“We wish the gas prices were a little higher, but royalty owners are making some money again and investing in their futures,” Commissioner Hall remarked, adding that the extra income allows for the purchase of new vehicles, farm equipment and home improvements. “It’s a nice trickle-down effect.”
The enormous success of gas companies working the Marcellus shale along Pennsylvania’s northern tier also translates to an economic boost that businesses and residents in New York’s southern tier are missing due to the ongoing moratorium there against hydraulic fracturing of wells.
Hall related that the increase in activity and profits is evident in store traffic and full restaurants. In addition to the companies that provide direct support to the gas industry, such as water haulers, those constructing gas sites, and diesel fuel providers, Hall continued, hardware stores and business that rent out equipment, and provide protective clothing and gear, security services and traffic control also get a boost from increased activity. “All those people get to prosper too,” said Hall.
On the other hand, it is the task of the Progress Authority to help the industry evolve simultaneously in the opposite direction. “Much like making cabinets from our hardwoods or making cheese from milk, the effort to add value to the gas will give our area the best return on investment for our local economy,” said Brown.
According to statistics at the US Census Bureau website, the median household income in Susquehanna County rose by 20.5 percent from 2009 to 2016. Comparatively, median income in Broome County, NY, just over the border, rose only 9.3 percent in the same time period and now lags 4.8 percent behind Susquehanna County.
“We hope to ride it as long as we can,” Hall said of the current boom.
Susquehanna County is expected to stay king of Pennsylvania production over the next few years as new pipelines like Williams’ Atlantic Sunrise and UGI Services PennEast pipeline move natural gas to market. The Williams’ line that went into service in October at a cost of #3 billion will provide enough energy for seven million homes.
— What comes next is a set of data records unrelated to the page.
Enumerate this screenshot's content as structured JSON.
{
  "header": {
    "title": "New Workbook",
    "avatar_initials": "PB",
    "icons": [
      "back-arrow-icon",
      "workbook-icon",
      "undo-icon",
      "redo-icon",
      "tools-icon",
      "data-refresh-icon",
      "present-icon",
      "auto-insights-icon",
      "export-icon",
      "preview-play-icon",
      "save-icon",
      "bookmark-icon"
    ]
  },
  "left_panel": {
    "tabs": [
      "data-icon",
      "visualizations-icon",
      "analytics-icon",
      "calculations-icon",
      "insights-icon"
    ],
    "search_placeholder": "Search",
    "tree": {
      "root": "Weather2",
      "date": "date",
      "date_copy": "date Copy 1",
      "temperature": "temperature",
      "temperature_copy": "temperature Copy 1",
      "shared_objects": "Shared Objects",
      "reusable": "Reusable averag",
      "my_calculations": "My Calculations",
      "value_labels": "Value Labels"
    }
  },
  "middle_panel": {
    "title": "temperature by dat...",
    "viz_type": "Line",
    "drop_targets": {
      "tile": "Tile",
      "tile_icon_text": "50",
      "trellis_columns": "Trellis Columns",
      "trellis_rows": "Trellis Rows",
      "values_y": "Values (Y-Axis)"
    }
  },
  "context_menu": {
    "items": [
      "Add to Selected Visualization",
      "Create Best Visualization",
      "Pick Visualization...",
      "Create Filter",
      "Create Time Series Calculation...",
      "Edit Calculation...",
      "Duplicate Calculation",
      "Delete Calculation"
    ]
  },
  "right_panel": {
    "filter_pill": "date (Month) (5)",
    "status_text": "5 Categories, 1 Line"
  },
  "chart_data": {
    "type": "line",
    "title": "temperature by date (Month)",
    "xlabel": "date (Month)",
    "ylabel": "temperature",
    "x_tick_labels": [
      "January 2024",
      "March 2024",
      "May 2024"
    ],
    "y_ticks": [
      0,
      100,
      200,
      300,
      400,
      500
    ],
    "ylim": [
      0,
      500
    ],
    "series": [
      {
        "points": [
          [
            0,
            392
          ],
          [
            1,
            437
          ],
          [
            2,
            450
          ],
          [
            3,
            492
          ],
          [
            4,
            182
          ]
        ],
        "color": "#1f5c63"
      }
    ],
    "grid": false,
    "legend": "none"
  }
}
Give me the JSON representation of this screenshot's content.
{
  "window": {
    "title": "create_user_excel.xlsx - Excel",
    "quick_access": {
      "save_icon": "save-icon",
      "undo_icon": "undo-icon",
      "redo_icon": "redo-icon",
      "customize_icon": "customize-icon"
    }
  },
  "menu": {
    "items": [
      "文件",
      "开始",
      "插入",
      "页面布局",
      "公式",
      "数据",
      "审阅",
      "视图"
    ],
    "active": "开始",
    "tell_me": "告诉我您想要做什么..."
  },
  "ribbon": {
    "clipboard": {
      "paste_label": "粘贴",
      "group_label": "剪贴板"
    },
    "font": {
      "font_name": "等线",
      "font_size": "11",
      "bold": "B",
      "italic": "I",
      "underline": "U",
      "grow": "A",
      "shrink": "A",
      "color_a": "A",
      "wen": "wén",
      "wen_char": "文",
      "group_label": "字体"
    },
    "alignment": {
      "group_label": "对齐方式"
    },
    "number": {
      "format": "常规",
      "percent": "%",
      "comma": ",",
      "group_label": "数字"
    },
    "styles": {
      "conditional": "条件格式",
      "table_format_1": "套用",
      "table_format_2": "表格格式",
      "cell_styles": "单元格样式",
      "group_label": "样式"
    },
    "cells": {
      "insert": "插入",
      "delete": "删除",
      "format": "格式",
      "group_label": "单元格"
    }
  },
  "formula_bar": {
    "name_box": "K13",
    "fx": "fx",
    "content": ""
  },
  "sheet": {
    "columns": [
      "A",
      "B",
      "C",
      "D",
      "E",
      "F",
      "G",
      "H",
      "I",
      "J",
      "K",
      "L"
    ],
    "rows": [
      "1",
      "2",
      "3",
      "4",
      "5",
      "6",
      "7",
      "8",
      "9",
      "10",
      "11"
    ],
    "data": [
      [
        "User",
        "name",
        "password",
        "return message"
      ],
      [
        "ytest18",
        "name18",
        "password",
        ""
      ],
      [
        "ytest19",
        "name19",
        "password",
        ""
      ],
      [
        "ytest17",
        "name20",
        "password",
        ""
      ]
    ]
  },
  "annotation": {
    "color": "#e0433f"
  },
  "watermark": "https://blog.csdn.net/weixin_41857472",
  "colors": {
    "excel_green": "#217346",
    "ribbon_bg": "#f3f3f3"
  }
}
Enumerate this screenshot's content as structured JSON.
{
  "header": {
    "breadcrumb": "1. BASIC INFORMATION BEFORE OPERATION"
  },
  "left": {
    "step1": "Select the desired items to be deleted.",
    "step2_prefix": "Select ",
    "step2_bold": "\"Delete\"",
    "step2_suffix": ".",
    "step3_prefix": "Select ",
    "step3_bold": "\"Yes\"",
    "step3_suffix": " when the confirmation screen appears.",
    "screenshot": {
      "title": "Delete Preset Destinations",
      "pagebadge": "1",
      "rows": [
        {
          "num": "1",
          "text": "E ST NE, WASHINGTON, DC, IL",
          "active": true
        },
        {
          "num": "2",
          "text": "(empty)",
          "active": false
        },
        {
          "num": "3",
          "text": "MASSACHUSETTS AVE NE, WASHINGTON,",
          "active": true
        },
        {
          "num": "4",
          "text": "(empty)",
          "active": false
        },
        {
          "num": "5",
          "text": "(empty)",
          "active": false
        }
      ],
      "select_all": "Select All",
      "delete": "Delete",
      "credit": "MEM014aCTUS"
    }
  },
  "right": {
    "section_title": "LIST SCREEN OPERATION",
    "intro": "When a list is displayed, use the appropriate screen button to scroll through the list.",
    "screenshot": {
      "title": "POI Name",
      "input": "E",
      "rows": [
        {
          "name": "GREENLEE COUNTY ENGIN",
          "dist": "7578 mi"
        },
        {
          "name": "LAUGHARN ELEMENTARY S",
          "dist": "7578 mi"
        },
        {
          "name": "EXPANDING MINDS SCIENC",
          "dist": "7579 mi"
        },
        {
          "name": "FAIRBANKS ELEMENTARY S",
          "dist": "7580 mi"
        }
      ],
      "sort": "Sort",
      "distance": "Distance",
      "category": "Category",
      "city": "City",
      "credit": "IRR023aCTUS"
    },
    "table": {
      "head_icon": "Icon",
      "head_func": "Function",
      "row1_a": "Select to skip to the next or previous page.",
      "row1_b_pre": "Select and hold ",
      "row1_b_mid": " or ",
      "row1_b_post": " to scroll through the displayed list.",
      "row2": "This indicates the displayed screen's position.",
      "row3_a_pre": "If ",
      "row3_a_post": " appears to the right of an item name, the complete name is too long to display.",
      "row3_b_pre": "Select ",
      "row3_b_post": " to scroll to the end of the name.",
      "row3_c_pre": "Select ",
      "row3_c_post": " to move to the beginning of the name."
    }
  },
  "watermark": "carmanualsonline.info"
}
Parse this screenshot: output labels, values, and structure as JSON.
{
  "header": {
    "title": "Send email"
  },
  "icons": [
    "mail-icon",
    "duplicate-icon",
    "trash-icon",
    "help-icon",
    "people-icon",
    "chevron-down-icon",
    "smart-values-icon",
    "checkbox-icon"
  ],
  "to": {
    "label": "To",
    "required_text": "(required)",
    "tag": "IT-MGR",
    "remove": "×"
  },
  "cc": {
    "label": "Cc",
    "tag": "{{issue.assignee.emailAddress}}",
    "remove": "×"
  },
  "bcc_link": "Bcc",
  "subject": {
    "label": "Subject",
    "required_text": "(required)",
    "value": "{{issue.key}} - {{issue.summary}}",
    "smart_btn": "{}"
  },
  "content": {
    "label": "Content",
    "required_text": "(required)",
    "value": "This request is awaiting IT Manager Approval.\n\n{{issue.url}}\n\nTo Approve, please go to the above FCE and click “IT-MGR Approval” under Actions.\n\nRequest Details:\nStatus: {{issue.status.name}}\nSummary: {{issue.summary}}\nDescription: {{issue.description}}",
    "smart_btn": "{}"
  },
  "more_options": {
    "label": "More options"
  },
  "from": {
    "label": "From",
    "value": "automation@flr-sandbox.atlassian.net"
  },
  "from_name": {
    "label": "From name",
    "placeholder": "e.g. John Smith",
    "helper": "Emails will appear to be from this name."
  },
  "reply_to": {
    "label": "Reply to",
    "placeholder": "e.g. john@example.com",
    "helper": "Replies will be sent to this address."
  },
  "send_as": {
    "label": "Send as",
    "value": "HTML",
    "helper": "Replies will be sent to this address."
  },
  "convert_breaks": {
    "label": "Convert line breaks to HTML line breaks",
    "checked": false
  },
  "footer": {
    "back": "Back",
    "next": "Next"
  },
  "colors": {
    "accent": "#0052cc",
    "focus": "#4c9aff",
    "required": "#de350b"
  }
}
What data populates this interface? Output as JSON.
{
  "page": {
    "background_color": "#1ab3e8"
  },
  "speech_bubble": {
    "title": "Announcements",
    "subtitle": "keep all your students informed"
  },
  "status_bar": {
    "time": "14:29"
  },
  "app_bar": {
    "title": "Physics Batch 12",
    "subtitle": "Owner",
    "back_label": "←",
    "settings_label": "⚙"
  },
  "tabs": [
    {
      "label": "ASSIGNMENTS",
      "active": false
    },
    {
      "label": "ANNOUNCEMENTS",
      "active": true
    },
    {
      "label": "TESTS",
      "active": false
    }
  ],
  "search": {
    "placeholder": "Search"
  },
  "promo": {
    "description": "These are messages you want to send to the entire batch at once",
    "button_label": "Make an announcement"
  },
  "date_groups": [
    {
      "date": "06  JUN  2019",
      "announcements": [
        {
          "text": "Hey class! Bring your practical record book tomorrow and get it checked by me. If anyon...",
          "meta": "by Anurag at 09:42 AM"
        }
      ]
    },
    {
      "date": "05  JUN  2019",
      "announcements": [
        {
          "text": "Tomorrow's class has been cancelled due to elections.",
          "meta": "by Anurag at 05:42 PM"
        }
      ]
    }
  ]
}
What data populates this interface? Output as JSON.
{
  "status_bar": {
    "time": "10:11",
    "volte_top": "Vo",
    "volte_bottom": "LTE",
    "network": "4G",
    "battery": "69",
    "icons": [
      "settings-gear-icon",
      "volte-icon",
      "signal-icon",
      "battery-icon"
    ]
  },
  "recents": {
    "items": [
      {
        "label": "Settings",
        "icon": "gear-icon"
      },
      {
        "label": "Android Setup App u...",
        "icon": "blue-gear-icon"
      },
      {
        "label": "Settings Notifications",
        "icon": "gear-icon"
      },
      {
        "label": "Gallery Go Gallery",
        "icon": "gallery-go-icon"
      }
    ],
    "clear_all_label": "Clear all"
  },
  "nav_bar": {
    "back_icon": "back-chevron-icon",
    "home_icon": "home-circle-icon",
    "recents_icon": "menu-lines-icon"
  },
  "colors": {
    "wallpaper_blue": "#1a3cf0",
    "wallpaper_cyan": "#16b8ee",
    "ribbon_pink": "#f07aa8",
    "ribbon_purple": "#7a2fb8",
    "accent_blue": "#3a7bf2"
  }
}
The $1 billion PennEast line, which is currently working through regulatory review, will supply enough energy for 4.7 million homes.